    $\begingroup$ Yeah well for every Neil Armstrong there would be millions of dumbasses who will murk history "because it never happened, it's all fake, bla-bla-bla". The only facts that are immune to any kind of interpretation and/or drastic changes caused by new discoveries are math and maybe computer science. And these facts don't work that well with "Be Like Nostradamus!" $\endgroup$ – Mr Scapegrace Dec 9 '16 at 9:09
  • $\begingroup$ I question both the logistics of trying to predict the future from so far in the past (we don't have exact dates for anything pre-history, at least, it's narrowed down to a decade, and in some cases, even less accurately)--not to mention the "and who are you going to tell?" problem--and the validity of the Nostradamus example (the Wikipedia page itself goes into plenty of detail on how the passage more accurately describes Naples in 1139). $\endgroup$ – Draco18s Dec 9 '16 at 18:44
0
$\begingroup$

The only evidence you need it your bones.

There's a chance, sure that you will corrode away and not fossilize, however there's also the chance that you will. The best way to do it, would be to die.

That way you have a chance for future archaeologists to dig you up :)

$\endgroup$

Your Answer

By clicking “Post Your Answer”, you agree to our terms of service, privacy policy and cookie policy
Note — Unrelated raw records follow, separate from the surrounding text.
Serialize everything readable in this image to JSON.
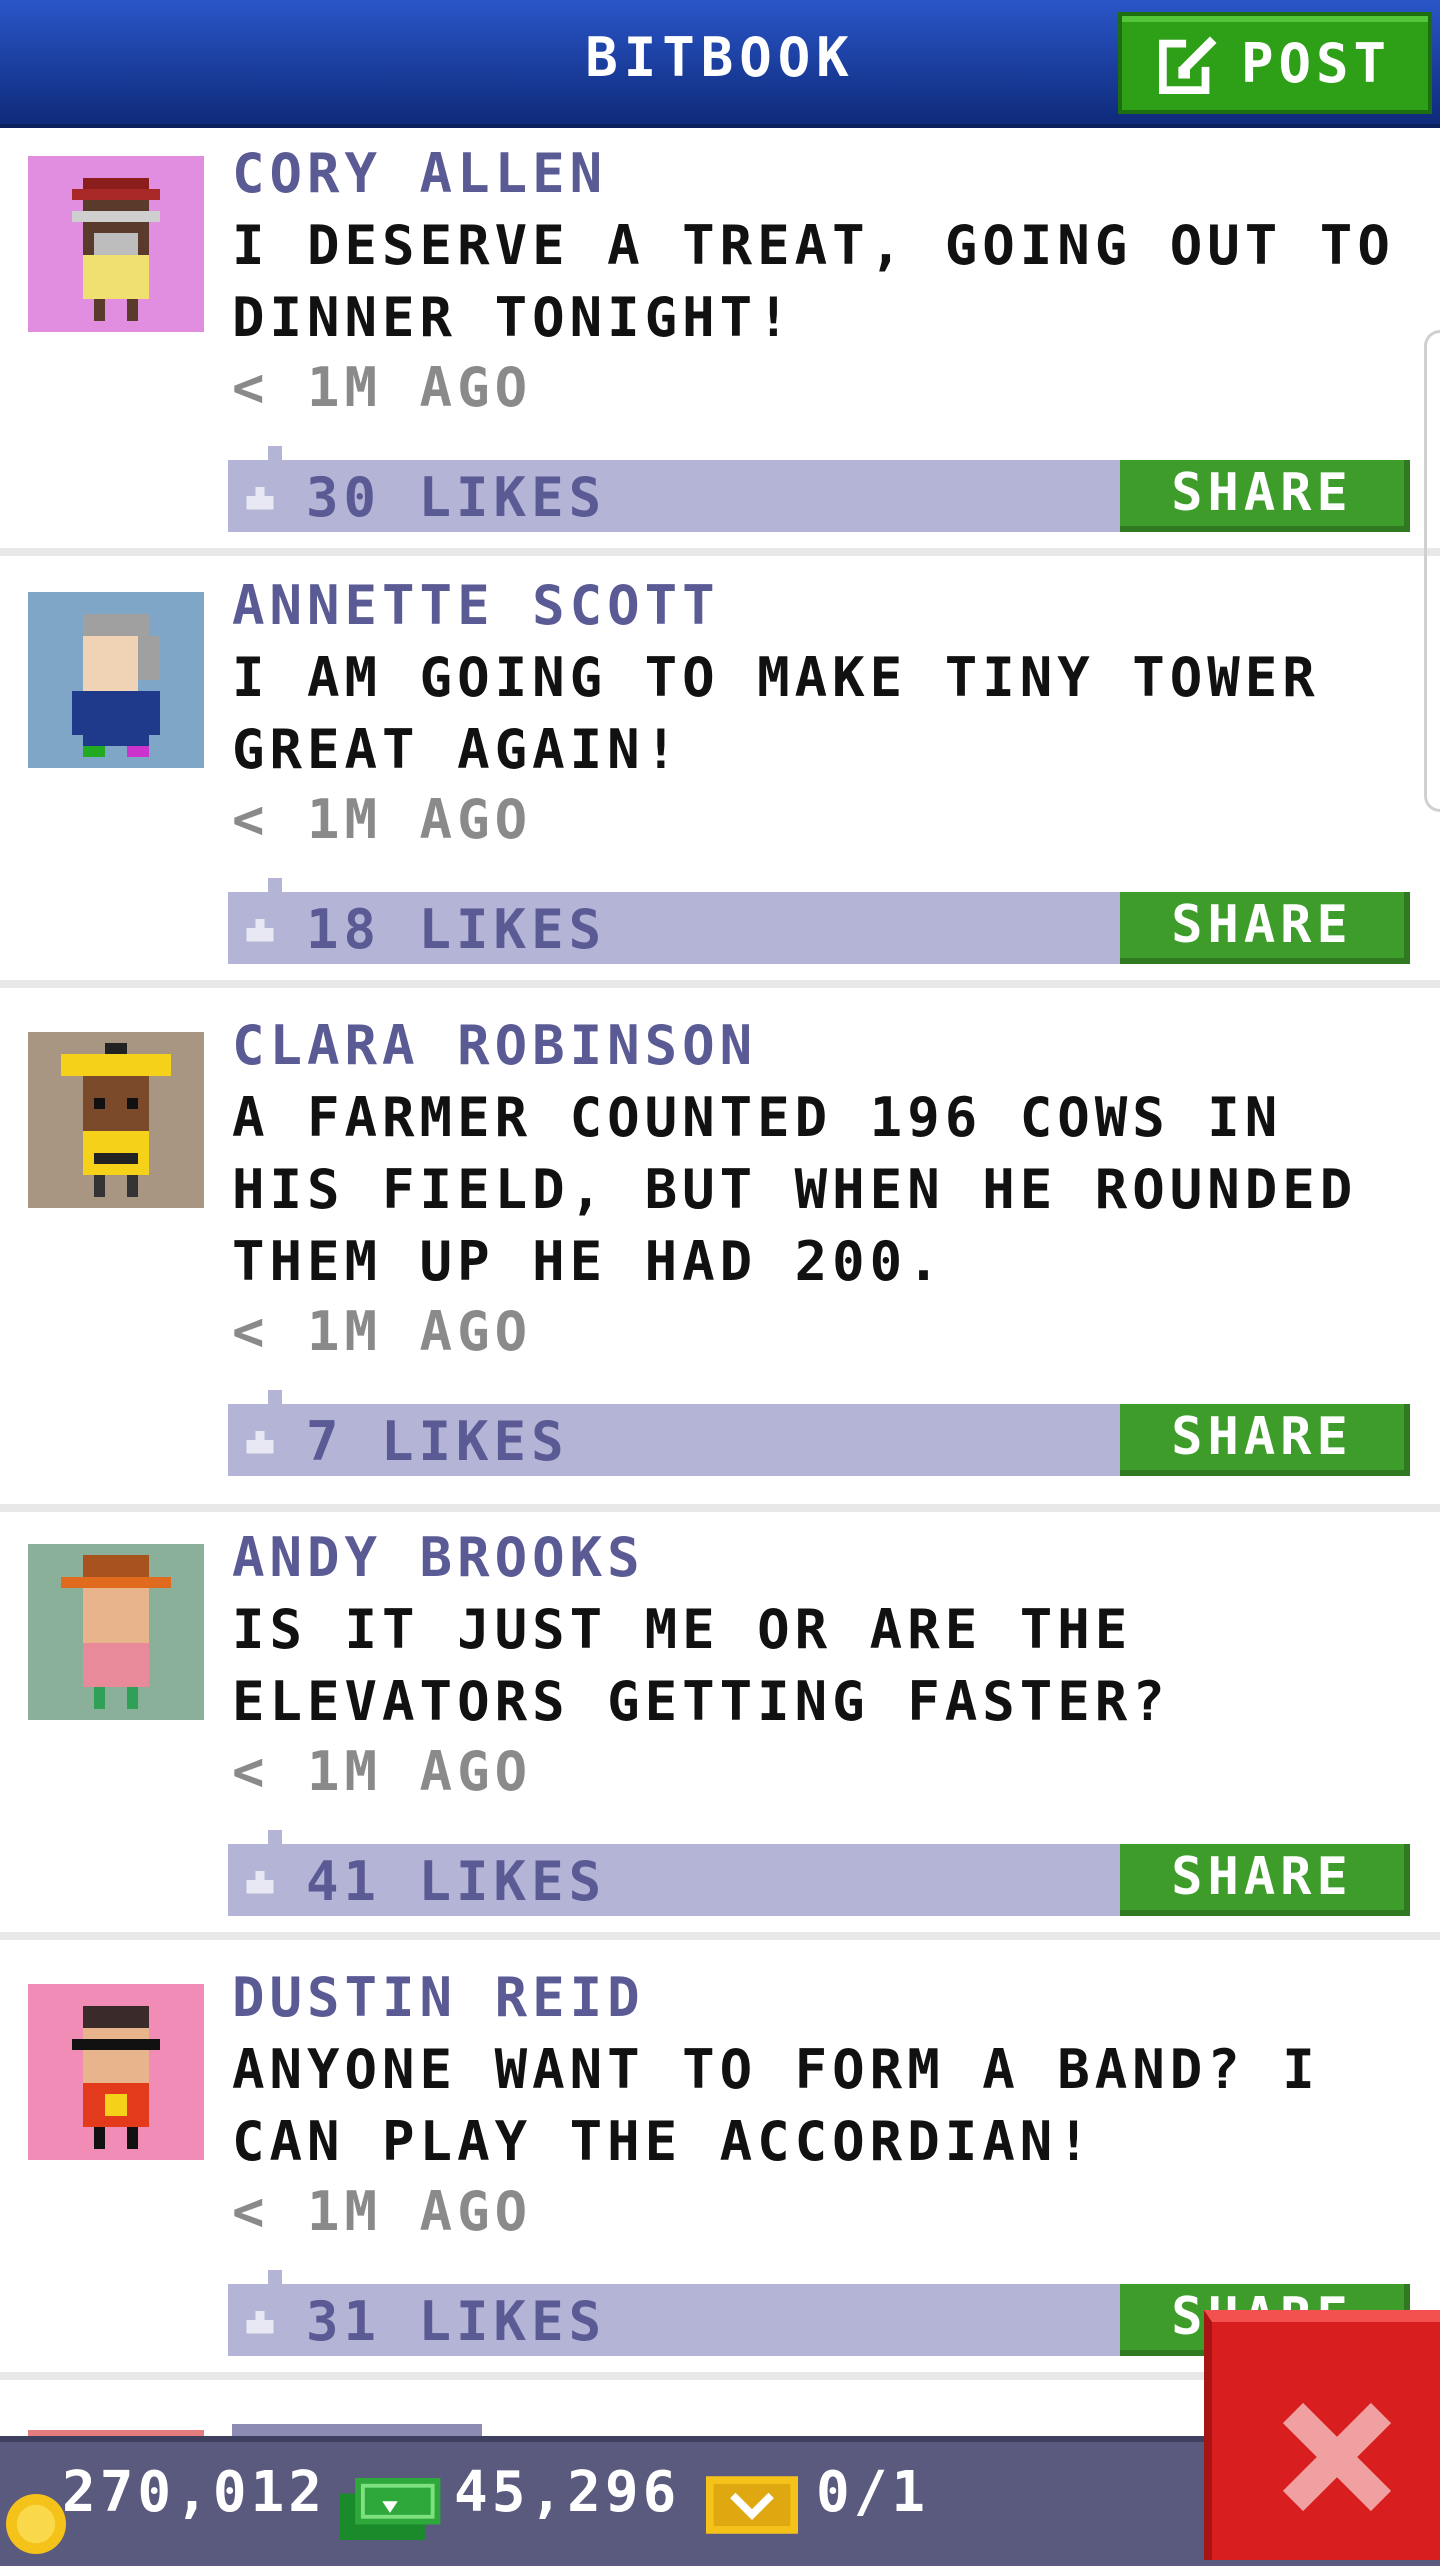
{
  "header": {
    "title": "BITBOOK",
    "post_label": "POST"
  },
  "posts": [
    {
      "author": "CORY ALLEN",
      "message": "I DESERVE A TREAT, GOING OUT TO DINNER TONIGHT!",
      "time": "< 1M AGO",
      "likes": "30 LIKES",
      "share": "SHARE",
      "avatar_bg": "#e28ee0"
    },
    {
      "author": "ANNETTE SCOTT",
      "message": "I AM GOING TO MAKE TINY TOWER GREAT AGAIN!",
      "time": "< 1M AGO",
      "likes": "18 LIKES",
      "share": "SHARE",
      "avatar_bg": "#7fa6c6"
    },
    {
      "author": "CLARA ROBINSON",
      "message": "A FARMER COUNTED 196 COWS IN HIS FIELD, BUT WHEN HE ROUNDED THEM UP HE HAD 200.",
      "time": "< 1M AGO",
      "likes": "7 LIKES",
      "share": "SHARE",
      "avatar_bg": "#a99682"
    },
    {
      "author": "ANDY BROOKS",
      "message": "IS IT JUST ME OR ARE THE ELEVATORS GETTING FASTER?",
      "time": "< 1M AGO",
      "likes": "41 LIKES",
      "share": "SHARE",
      "avatar_bg": "#8ab09a"
    },
    {
      "author": "DUSTIN REID",
      "message": "ANYONE WANT TO FORM A BAND? I CAN PLAY THE ACCORDIAN!",
      "time": "< 1M AGO",
      "likes": "31 LIKES",
      "share": "SHARE",
      "avatar_bg": "#f08cb6"
    }
  ],
  "status": {
    "coins": "270,012",
    "bux": "45,296",
    "tickets": "0/1"
  },
  "colors": {
    "header": "#1b3fa6",
    "accent_green": "#3e9d2a",
    "like_bar": "#b4b4d6",
    "close_red": "#d81e1e"
  },
  "icons": [
    "edit-icon",
    "thumbs-up-icon",
    "coin-icon",
    "cash-icon",
    "ticket-icon",
    "close-icon"
  ]
}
Not the answer you're looking for? Browse other questions tagged or ask your own question.